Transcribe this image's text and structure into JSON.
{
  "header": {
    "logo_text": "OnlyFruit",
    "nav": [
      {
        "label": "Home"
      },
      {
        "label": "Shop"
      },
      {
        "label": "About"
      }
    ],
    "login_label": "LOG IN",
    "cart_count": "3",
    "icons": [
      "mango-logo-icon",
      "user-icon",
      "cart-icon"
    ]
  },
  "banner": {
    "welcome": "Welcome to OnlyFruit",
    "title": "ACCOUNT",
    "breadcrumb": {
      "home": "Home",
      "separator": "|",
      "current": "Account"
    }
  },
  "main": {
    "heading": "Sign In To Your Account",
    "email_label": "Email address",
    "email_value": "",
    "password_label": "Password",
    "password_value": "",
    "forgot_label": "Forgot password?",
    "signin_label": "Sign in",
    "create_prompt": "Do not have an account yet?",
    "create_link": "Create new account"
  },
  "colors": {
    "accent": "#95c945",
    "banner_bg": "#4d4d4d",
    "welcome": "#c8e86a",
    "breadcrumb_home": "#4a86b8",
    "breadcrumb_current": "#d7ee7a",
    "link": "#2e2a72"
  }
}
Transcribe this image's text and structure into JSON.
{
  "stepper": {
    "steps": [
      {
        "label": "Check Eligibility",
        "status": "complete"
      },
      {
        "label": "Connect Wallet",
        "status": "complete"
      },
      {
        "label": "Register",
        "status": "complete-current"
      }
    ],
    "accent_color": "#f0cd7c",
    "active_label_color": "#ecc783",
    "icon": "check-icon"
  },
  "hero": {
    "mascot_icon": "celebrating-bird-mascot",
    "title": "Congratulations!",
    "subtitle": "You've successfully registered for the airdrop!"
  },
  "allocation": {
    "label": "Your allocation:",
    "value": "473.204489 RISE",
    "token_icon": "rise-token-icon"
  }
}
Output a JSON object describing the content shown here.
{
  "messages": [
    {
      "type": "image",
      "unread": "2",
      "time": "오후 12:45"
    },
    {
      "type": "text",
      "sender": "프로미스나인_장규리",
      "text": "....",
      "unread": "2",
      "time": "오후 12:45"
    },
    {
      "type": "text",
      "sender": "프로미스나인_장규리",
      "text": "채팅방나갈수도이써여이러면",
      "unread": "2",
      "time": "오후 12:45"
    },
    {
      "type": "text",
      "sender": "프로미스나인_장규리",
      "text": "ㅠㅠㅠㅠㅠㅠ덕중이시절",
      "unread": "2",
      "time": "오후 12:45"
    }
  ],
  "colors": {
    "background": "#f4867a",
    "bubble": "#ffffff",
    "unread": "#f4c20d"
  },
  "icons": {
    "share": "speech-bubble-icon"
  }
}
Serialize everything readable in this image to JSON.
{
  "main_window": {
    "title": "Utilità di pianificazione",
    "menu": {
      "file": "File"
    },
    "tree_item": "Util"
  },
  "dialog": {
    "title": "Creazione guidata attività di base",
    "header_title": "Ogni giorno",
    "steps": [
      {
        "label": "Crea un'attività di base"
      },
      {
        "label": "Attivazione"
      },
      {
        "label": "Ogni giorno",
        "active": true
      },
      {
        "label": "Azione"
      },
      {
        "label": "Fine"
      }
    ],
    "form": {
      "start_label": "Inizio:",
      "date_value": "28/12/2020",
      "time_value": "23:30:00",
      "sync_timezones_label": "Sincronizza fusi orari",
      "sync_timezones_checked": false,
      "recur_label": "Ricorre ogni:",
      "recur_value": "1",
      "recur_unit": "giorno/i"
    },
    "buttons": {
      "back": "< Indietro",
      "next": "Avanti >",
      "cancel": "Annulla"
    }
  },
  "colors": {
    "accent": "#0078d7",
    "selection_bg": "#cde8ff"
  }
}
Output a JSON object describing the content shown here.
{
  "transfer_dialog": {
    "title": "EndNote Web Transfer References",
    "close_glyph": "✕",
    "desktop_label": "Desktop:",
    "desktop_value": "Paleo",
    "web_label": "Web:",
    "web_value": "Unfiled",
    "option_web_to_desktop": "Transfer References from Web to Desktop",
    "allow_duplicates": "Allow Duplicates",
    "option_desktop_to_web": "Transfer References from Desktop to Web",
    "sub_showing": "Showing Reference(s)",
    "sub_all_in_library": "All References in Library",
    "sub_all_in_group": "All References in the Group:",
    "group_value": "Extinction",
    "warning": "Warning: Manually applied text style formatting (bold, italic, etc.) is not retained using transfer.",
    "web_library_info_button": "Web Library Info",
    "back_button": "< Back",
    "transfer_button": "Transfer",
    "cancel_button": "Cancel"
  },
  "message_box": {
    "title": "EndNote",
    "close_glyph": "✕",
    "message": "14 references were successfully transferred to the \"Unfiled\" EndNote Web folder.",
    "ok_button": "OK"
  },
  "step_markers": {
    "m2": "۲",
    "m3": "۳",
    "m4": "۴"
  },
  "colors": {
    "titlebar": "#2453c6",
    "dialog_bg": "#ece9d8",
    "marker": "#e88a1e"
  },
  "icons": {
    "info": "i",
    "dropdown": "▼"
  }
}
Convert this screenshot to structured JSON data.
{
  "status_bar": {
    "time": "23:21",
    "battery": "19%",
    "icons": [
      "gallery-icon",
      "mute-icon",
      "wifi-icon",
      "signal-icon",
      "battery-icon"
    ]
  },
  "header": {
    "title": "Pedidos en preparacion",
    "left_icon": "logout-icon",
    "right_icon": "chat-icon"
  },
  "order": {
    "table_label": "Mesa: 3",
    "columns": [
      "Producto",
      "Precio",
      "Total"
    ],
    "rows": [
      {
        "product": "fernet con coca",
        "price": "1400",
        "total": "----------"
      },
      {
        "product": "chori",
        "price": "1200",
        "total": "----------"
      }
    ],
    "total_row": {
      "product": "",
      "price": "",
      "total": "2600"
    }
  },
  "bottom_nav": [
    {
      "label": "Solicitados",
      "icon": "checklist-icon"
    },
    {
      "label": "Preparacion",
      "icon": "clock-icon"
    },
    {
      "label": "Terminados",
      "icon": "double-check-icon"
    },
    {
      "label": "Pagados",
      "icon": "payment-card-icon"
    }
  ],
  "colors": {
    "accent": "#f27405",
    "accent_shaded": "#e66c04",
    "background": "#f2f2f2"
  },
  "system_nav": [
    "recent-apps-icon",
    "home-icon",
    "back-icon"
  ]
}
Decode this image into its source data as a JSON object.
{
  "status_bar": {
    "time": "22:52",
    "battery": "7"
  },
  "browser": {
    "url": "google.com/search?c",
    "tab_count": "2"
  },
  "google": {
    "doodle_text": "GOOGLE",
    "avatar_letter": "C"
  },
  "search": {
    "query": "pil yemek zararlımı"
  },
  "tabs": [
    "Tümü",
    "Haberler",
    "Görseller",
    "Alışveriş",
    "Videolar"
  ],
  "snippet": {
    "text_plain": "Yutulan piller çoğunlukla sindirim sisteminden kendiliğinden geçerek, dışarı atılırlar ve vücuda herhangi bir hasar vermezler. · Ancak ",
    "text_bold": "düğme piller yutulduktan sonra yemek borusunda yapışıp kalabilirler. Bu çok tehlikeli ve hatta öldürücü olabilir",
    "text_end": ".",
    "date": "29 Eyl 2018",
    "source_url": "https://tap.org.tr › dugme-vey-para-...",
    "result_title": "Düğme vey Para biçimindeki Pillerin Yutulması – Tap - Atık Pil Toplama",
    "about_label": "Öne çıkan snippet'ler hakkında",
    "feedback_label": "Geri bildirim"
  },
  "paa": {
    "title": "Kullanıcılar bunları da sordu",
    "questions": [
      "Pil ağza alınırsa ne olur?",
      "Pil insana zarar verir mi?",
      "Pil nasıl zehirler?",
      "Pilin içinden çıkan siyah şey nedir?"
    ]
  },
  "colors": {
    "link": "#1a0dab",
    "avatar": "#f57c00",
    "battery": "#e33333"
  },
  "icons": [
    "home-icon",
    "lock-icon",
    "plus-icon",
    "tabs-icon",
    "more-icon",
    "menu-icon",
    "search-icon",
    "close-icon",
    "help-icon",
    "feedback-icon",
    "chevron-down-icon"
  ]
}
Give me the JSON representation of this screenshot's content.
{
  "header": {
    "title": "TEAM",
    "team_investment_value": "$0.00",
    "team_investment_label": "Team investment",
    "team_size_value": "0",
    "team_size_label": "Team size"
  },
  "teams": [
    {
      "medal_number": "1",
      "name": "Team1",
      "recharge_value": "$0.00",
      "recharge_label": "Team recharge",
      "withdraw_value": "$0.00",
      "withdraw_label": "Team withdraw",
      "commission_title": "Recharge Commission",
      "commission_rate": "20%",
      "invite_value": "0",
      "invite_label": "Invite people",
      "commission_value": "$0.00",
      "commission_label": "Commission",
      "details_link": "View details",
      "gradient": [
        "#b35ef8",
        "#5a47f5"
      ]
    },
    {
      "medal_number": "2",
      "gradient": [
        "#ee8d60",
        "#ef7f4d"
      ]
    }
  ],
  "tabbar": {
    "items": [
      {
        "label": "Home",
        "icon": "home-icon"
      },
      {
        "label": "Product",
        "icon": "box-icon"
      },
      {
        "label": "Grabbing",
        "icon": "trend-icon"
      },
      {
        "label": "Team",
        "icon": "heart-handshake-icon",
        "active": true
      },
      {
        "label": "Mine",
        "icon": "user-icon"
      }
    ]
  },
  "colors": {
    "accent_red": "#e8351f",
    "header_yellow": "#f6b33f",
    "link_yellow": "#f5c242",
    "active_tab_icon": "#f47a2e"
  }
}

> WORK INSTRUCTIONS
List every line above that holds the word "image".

> REPLY TO THE TASK
Transcribe this image's text and structure into JSON.
Transcribe this image's text and structure into JSON.
      "type": "image",
Serialize everything readable in this image to JSON.
Decode this image into its source data as a JSON object.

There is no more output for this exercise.